When an Australian white supremacist murdered 51 Muslims and attempted to murder a further 40 in Christchurch, Morrison singled out “tribalism” as the issue, whatever that means. The truth is that the gunman’s ideology was and remains well represented in all levels of Australian culture, media and politics.

Just earlier that month, Morrison himself claimed, falsely, that sick refugees would steal hospital beds. Earlier, much of the ruling Liberal-National Coalition voted to support a Senate motion which noted “anti-white racism” [sic] and affirmed the white supremacist slogan “it’s okay to be white”.

White journalists routinely platform Nazis and other far-right figures, and news outlets make easy money off publishing racist lies — from the fabricated “African gangs” panic to the total fiction that Black Lives Matter protests spread COVID.

Above all others, Sky News After Dark has grown more unhinged as it spreads misinformation. Not only did Sky News Australia promote the lie that the US election was stolen, but it also downplayed the insurrection as it happened. At this point, Australia’s chief media export is far-right conspiracy theories, and its main import is washed-up white supremacists.

It’s difficult to overstate the government’s complicity with the Trump regime. Morrison provided Trump with some much needed international legitimacy and failed to criticise his authoritarian behaviour.

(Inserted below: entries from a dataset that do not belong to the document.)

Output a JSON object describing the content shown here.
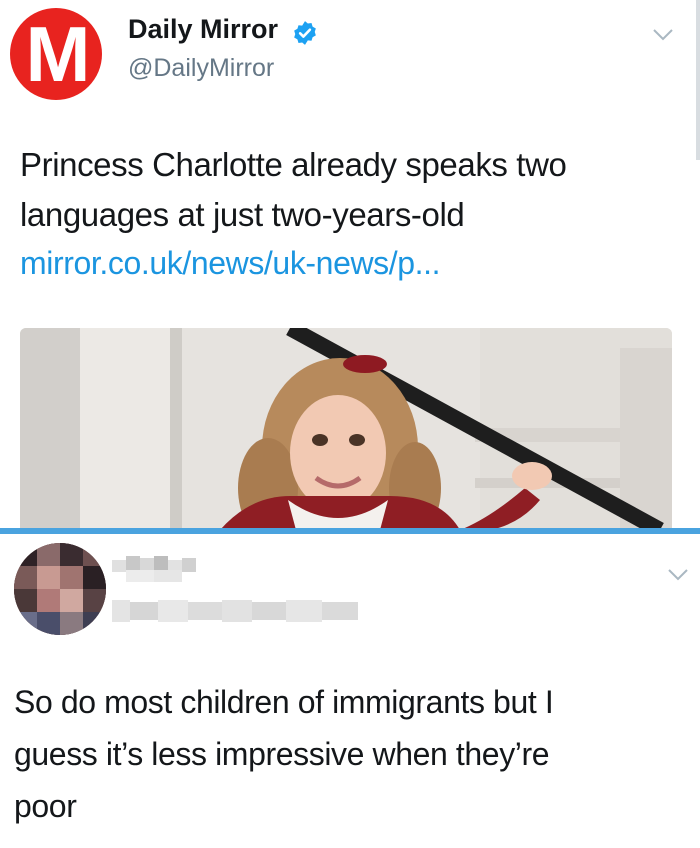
{
  "tweet1": {
    "author_name": "Daily Mirror",
    "author_handle": "@DailyMirror",
    "logo_letter": "M",
    "text_line1": "Princess Charlotte already speaks two",
    "text_line2": "languages at just two-years-old",
    "link": "mirror.co.uk/news/uk-news/p...",
    "verified": true
  },
  "tweet2": {
    "author_name": "",
    "author_handle": "",
    "text_line1": "So do most children of immigrants but I",
    "text_line2": "guess it’s less impressive when they’re",
    "text_line3": "poor"
  },
  "colors": {
    "link": "#1b95e0",
    "verified": "#1da1f2",
    "mirror_red": "#e8231f",
    "divider": "#4aa3df"
  },
  "icons": [
    "verified-badge-icon",
    "chevron-down-icon"
  ]
}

Collaborators in government have loudly supported the president and spread his conspiracy theories.

More and more, our political class borrows Trumpian tactics. Morrison misled parliament and party members survive what should be career-ending scandals by refusing to admit any responsibility. That fact that ministers can flout the law without consequence is cause for alarm.

There is always a feeling that Australia is far away from the bad things which grip other countries. Whether from apathy or ignorance, this complacency is dangerous in the face of flourishing fascism. It is impossible to look at our recent history and not see the makings of a great many terrible things.

Media outlets and politicians regularly dehumanise minorities, and the white majority are in denial about genocide against Aboriginal peoples. After the war on terror, many are accustomed to a culture of fear and permanent emergency. Economic inequality and the pandemic will exacerbate these forces.

It is easy to imagine where these conditions lead because we have seen them so many times before: the erosion of civil rights, sanctioned discrimination, white supremacist violence and, in the extreme, mass deportations, segregation and internment. This grim future is increasingly likely but not a certainty.

We need to de-platform white supremacists from traditional and social media. We must find consequences for politicians who exploit Nazi rhetoric, and we need to take white supremacist extremism more seriously. We could finally own up to the truth of Australia’s violent, white supremacist past.

Some of these are more likely than others, but none of them will come about without action in our everyday lives and communities. The question isn’t what you would do if white supremacy and fascism gained a foothold in our society, but what you will do now that they have?


Joshua Badge is a queer writer and philosopher living on Wurundjeri land in Melbourne. They tweet at @joshuabadge.